Responsibility for injuries or offences may also be involved in the case of occupational accidents. Article 27, paragraph 4 , of the 1929 Convention required belligerents "to admit prisoners of war who are victims of accidents at work to the benefit of provisions applicable to workmen of the same category under the legislation of the Detaining Power". The International Committee of the Red Cross pointed out that the effectiveness of this provision was restricted if the consequences of the accident continued after the repatriation of the prisoner of war; it was therefore deleted and was replaced by Article 54, paragraph 2 , and Article 68 of the 1949 Convention, which provide for compensation by the Power of Origin and require the Detaining Power to provide the prisoner of war concerned with a medical certificate enabling him, if need be, to submit a claim.

* (1) [(1) p.143] See below, p. 689;

(2) [(2) p.143] See Franz SCHEIDL, ' Die Kriegsgefangenschaft,
von den ältesten Zeiten bis zur Gegenwart, ' Berlin, 1943,
p. 446;

(3) [(1) p.144] Places of internment (Article 22), quarters
(Article 25), food (Article 26), clothing (Article 27),
climate (Article 27), hygiene (Article 29), transfer
(Article 46), labour (Article 49 et seq.), disciplinary
and penal provisions (Articles 97, 98 and 108);

(4) [(2) p.144] See ' Report on the Work of the Conference of
Government Experts, ' pp. 118-119;

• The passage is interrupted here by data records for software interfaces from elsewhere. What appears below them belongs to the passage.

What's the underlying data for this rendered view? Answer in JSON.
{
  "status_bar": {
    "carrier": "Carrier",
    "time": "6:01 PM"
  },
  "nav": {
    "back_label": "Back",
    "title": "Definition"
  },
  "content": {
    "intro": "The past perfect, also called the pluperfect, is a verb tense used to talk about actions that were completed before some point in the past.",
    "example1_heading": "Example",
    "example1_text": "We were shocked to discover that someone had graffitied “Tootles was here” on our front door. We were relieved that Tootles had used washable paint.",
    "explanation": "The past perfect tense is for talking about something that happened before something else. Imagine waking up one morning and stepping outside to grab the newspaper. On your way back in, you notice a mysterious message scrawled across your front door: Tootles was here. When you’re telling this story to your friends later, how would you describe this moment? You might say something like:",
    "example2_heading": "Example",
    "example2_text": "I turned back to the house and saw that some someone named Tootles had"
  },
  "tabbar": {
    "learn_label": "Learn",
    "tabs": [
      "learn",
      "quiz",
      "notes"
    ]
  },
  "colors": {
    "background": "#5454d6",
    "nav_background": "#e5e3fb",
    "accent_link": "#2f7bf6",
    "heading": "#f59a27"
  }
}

(5) [(1) p.146] See ' Report on the Work of the Conference of
Government Experts, ' p. 119;

(6) [(2) p.146] Articles 16; 25, para. 4; 29, para. 2; 49,
para. 1; 88, para. 2; 97, para. 4; 108, para. 2;

(7) [(1) p.148] This problem is distinct from that of the
education of adolescent prisoners, which was a
particularly delicate question during the Second World
War, when certain Powers had enlisted a large number of
minors in their armies. Both problems may, however, be
considered under Article 38;

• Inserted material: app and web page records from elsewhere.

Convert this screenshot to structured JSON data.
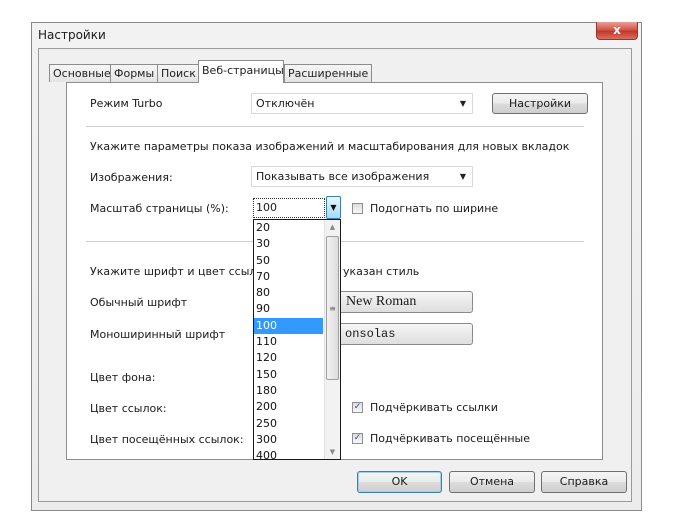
{
  "window": {
    "title": "Настройки",
    "close_label": "x"
  },
  "tabs": [
    {
      "label": "Основные",
      "active": false
    },
    {
      "label": "Формы",
      "active": false
    },
    {
      "label": "Поиск",
      "active": false
    },
    {
      "label": "Веб-страницы",
      "active": true
    },
    {
      "label": "Расширенные",
      "active": false
    }
  ],
  "turbo": {
    "label": "Режим Turbo",
    "value": "Отключён",
    "settings_button": "Настройки"
  },
  "images_section": {
    "heading": "Укажите параметры показа изображений и масштабирования для новых вкладок",
    "images_label": "Изображения:",
    "images_value": "Показывать все изображения",
    "zoom_label": "Масштаб страницы (%):",
    "zoom_value": "100",
    "fit_width_label": "Подогнать по ширине",
    "fit_width_checked": false,
    "zoom_options": [
      "20",
      "30",
      "50",
      "70",
      "80",
      "90",
      "100",
      "110",
      "120",
      "150",
      "180",
      "200",
      "250",
      "300",
      "400"
    ],
    "zoom_selected": "100"
  },
  "fonts_section": {
    "heading_left": "Укажите шрифт и цвет ссылок,",
    "heading_right": "указан стиль",
    "normal_font_label": "Обычный шрифт",
    "normal_font_value": "Times New Roman",
    "normal_font_visible": "New Roman",
    "mono_font_label": "Моноширинный шрифт",
    "mono_font_value": "Consolas",
    "mono_font_visible": "onsolas",
    "bg_color_label": "Цвет фона:",
    "link_color_label": "Цвет ссылок:",
    "underline_links_label": "Подчёркивать ссылки",
    "underline_links_checked": true,
    "visited_color_label": "Цвет посещённых ссылок:",
    "underline_visited_label": "Подчёркивать посещённые",
    "underline_visited_checked": true
  },
  "footer": {
    "ok": "OK",
    "cancel": "Отмена",
    "help": "Справка"
  }
}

(8) [(2) p.148] See ' Revue internationale de la
Croix-Rouge, ' August 1953, p. 636;

(9) [(1) p.149] See ' Final Record of the Diplomatic
Conference of Geneva of 1949, ' vol. II-A, pp. 248-249;

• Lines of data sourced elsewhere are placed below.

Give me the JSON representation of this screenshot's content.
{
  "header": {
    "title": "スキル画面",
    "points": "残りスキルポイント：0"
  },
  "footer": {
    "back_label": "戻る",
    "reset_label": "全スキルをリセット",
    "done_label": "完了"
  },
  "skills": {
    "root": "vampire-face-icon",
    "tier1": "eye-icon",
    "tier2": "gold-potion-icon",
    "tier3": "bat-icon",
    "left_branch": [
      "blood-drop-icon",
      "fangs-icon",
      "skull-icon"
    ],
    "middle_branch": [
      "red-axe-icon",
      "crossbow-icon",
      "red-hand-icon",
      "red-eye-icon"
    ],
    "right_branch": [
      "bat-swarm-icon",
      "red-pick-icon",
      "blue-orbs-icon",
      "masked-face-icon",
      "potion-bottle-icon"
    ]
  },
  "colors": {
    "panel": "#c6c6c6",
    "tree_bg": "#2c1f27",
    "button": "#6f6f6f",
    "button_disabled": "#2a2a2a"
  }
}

(10) [(2) p.149] In this connection see ' Final Record of the
Diplomatic Conference of Geneva of 1949, ' vol. II-A, p.

(11) [(1) p.150] In this connection, see a very interesting
work by Ferdinand CHARON, ' De la condition du prisonnier
de guerre français en Allemagne au regard du droit
privé, ' thesis presented to the Faculty of Law of paris,

(12) [(2) p.150] In the majority of cases, this procedure could
be added to the existing legislation (see CHARON, op.
cit.8). See, in Swiss law, the regulations for mandate and
management or any other contract, as well as the general
regulations concerning representation (Art. 32 ff. of the
Swiss ' Code des Obligations ');

(13) [(1) p.151] Cf. CHARON, op. cit., pp. 244-245;

(14) [(2) p.151] This is why the responsibility of the Power on
which a prisoner of war depends is involved when there are
no means of redress, either in regard to private persons
or to the Detaining Power, e.g., in the case of
occupational accidents during captivity. See Article 54,
para. 2, below;